Within the entries below, how many lines carry the word "Services"? State the number and stop.

■ SOURCE MATERIAL ■
- Opening Delimiter -

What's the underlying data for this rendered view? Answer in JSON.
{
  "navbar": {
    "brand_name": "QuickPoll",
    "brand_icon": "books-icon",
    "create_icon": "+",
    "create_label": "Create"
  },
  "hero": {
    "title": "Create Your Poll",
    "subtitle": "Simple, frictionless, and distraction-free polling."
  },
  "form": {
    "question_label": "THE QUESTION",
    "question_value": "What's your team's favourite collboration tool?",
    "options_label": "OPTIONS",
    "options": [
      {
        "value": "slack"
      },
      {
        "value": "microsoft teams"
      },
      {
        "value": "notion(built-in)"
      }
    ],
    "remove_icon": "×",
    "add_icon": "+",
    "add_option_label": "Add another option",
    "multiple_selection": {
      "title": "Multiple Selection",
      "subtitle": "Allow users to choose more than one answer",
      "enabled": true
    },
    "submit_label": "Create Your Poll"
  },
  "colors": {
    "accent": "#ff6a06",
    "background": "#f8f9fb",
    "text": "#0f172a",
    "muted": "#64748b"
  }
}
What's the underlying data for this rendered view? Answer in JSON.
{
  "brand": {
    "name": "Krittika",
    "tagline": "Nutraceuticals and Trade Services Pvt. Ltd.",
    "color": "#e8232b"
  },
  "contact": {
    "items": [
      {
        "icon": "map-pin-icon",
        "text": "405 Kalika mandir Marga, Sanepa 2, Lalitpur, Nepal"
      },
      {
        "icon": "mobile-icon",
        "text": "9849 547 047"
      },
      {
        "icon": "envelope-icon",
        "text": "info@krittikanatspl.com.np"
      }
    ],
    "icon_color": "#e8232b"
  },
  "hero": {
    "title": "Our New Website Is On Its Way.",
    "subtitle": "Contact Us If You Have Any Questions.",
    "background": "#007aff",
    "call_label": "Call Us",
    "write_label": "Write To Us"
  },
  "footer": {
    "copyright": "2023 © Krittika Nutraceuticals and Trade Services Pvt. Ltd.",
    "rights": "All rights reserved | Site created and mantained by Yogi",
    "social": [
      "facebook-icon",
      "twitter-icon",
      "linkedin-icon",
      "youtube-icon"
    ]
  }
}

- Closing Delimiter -

■ TASK ANSWER ■
2